Subscriptions and Activations
Each subscriber purchases a set of services; this purchase is known as a subscription. Information about the subscriptions is stored in the directory and is used by a residential service selection portal application to generate controls that enable the subscriber to:
Activate and deactivate subscriptions.
Subscribe to services.
Configure subscriptions to be automatically activated.
The service selection application can be either a Web application or an API. When the service selection application is a Web application, the controls are webpages with buttons and links to click on (see Figure 1 and Figure 2). However, the service selection application provides an open API that makes it possible to build applications that are controlled by mechanisms other than webpages. For instance, customers can build service selection applications that are controlled by applications running in the system tray area of the Windows task bar. This deployment consolidates the control of subscribers’ active network services and the speed of their Internet connection, along with their control of other aspects of their PC, such as the clock settings and audio volumes.
Many of the activation and deactivation interactions work in the same way, whether the subscriber is a residential subscriber or an enterprise subscriber. However, some interactions apply only to enterprise subscribers.
Subscription Activation Interactions
Clicking a button on the webpage to activate a service session causes the SAE to download the policies associated with the service to the subscriber’s IP interface on the router. Figure 3 shows the interactions among the components shown in Residential Subscriber Login and Processes during the activation process. This scenario assumes that the subscriber has already logged in.
The activation sequence is as follows:
Before the subscription is activated, the subscriber makes a request to the corresponding subscription resource in the service-controlled area.
A default policy that matches the request on the router causes the router to redirect the request to the SAE.
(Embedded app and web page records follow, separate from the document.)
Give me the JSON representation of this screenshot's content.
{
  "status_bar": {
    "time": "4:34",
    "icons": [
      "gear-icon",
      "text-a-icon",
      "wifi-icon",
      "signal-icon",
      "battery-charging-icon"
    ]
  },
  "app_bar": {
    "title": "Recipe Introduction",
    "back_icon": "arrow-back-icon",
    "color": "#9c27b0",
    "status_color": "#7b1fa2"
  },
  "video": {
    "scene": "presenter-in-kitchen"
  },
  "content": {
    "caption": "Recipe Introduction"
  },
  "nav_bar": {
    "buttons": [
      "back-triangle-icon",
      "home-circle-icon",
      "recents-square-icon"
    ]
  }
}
The SAE responds to the request with a help desk webpage, requesting that the subscriber activate the subscription before trying to access the resource.
The subscriber clicks a button on the service selection portal webpage, requesting the activation of the subscription.
The SAE sends a COPS or BEEP decision (DEC) message to the router, requesting the installation of policies for the subscription on the subscriber’s IP interface on the router, as well as service session information.
At start time, the SAE loads all services and policy templates from the directory. At activation time, the policy templates for the service are instantiated with values that are determined at activation, such as the subscriber’s IP address. The router stores session information so that if the SAE fails, the subscribers can continue using their active subscriptions. If the SAE fails, the router connects to a backup SAE. The backup SAE synchronizes all session information and then takes over management of all active subscribers on the router.
The router responds with a report (RPT) message acknowledging the decision message.
The SAE sends an accounting start message to the RADIUS server.
The RADIUS server acknowledges the accounting start message.
The SAE responds to the subscriber’s activation request, indicating that the subscription is active.
The subscriber may now retry the request for access to the controlled resource.
This time, the request to the controlled resource matches the policy from the newly activated subscription, so the router allows the request to be routed normally. Depending on the policy, the router may also apply QoS processing.
If interim accounting is enabled, the SAE periodically sends a decision message requesting usage data.
The router responds with a report message that contains usage data for the subscription. The usage data consists of the number of bytes and packets that the policies processed for the subscription.
The SAE stores the usage data in interim accounting records in the RADIUS server.
The RADIUS server acknowledges the interim accounting record.
Subscription Deactivation Interactions
Clicking a button on the webpage to deactivate a service causes the SAE to request that the router remove the policies for the service from the subscriber’s IP interface on the router.
Figure 4 shows the interactions among the components shown in Residential Subscriber Login and Processes during the subscription deactivation process. This scenario assumes that the subscriber has already logged in.
The deactivation sequence is as follows:
The subscriber sends a request to deactivate a subscription to a resource in the service-controlled area.
The request matches a policy that allows the request to be forwarded to the resource in the service-controlled area.
The subscriber clicks on a field on a webpage to request that the SAE deactivate the subscription.
As a result, the SAE sends a COPS or BEEP decision (DEC) message to the router to remove policies for the subscription from the subscriber interface and the service session from memory.
The router acknowledges the decision message with a report (RPT) message that contains service usage. The usage is the number of bytes and packets that the policies processed for the subscription.
An accounting stop record that includes the subscription usage information is written in the RADIUS server.
The RADIUS server acknowledges the accounting message.
The SAE sends a message to the subscriber, informing the subscriber that the subscription has been deactivated.
Because the policy for the subscription was removed from the subscriber interface on the router, any request for access is directed to the SAE.
The subscriber may now retry to request access to the controlled resource.
As was the case before the subscription was activated, the SAE generates a help desk webpage response that is relayed to the subscriber.